I would love to be able to write, soberly, about this film. Let me just say that the most unforgetable scene in all my cinephilia, I keep shuddering as I write this, may very well be in this film. One day I will know what happened in front of me, and will see it again. The feeling of being in front of an alien form of cinema (new to me) is so good. And yet, it was subtle, and left me not knowing how to feel about it.
like a jungian dreamscape of animal spirits & anima archetypes - metaphysical in its concern with the unconscious & the folkloric - highly political in its desire to commemorate the outsider & the disappeared - a magically opaque divination of a movie which deftly defies the reductions of our corporeal definitons - a favourite film of mine

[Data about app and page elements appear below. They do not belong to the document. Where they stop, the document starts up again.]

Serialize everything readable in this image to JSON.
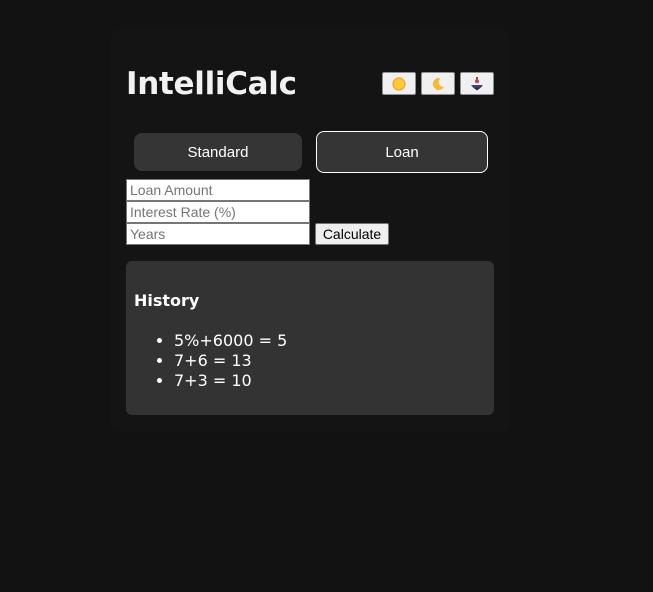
{
  "app": {
    "title": "IntelliCalc"
  },
  "theme_buttons": [
    {
      "icon": "sun-icon",
      "label": "light theme"
    },
    {
      "icon": "moon-icon",
      "label": "dark theme"
    },
    {
      "icon": "spinning-top-icon",
      "label": "custom theme"
    }
  ],
  "modes": {
    "standard_label": "Standard",
    "loan_label": "Loan",
    "active": "Loan"
  },
  "loan_form": {
    "amount_placeholder": "Loan Amount",
    "rate_placeholder": "Interest Rate (%)",
    "years_placeholder": "Years",
    "calculate_label": "Calculate"
  },
  "history": {
    "heading": "History",
    "items": [
      "5%+6000 = 5",
      "7+6 = 13",
      "7+3 = 10"
    ]
  },
  "colors": {
    "background": "#121212",
    "panel": "#333333",
    "mode_button": "#353535",
    "text": "#ffffff"
  }
}
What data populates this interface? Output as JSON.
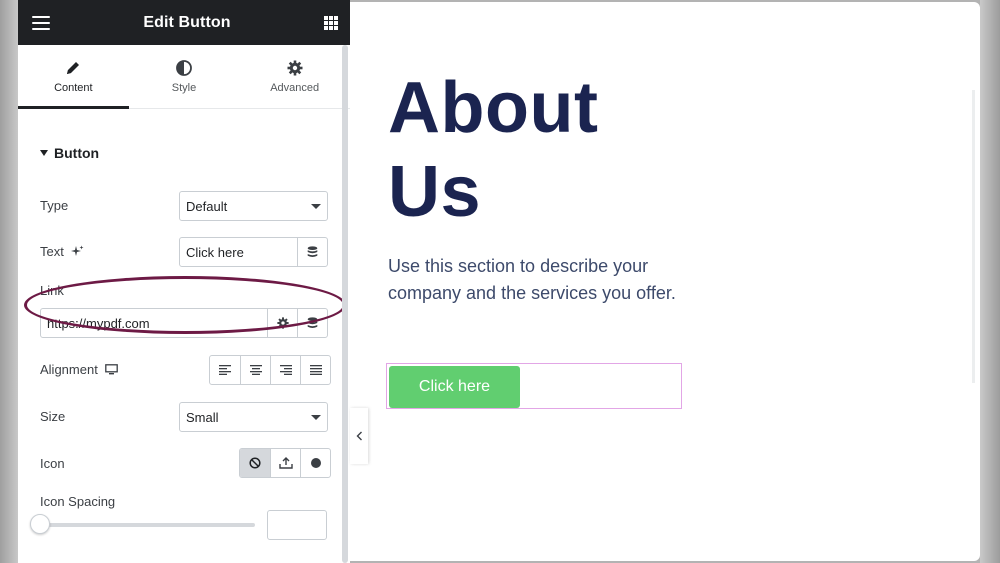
{
  "panel": {
    "title": "Edit Button",
    "tabs": [
      {
        "label": "Content",
        "icon": "pencil-icon",
        "active": true
      },
      {
        "label": "Style",
        "icon": "contrast-icon",
        "active": false
      },
      {
        "label": "Advanced",
        "icon": "gear-icon",
        "active": false
      }
    ],
    "section": "Button",
    "type": {
      "label": "Type",
      "value": "Default"
    },
    "text": {
      "label": "Text",
      "value": "Click here"
    },
    "link": {
      "label": "Link",
      "value": "https://mypdf.com"
    },
    "alignment": {
      "label": "Alignment"
    },
    "size": {
      "label": "Size",
      "value": "Small"
    },
    "icon": {
      "label": "Icon",
      "selected": "none"
    },
    "icon_spacing": {
      "label": "Icon Spacing",
      "value": ""
    }
  },
  "canvas": {
    "heading": "About Us",
    "description": "Use this section to describe your company and the services you offer.",
    "button_label": "Click here"
  },
  "colors": {
    "panel_header": "#1f2124",
    "heading": "#1b2450",
    "cta": "#61ce70",
    "highlight_oval": "#6d1a45",
    "button_outline": "#e2a6e6"
  }
}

By adding pre-birth & post-death life to the menu, Weerasethakul invites CHAOS into his film, which he manages by keeping his camera as steady as his thoughts; riding one thought @ a time like a hitchhiker until the next strong thought/image asserts itself; breaking free from infinite options. It's not that the mundane & the monstrous are equivalent in his world but that both are given an equal chance to surprise.
I was amazed with the lengthy takes and the mood that was instantly set up. As slow moving as you can get, but still interesting. It relies on your previous cinematic experiences to deliver the story, and it does so very well. The one instance I'm thinking about is the shot of the monkey ghost before the title. It lingers, allowing you to see it, recognize it, analyze it, and finally be freaked out by it. Incredible.
One of the most profound film experiences I have ever had. Maybe its effect can be attributed to this being my first Apichatpong film or maybe it all has to do with this film truly being that special but I am really not sure what to think. I know I enjoyed it quite a bit and that it is great but I really need a second viewing before I can truly judge.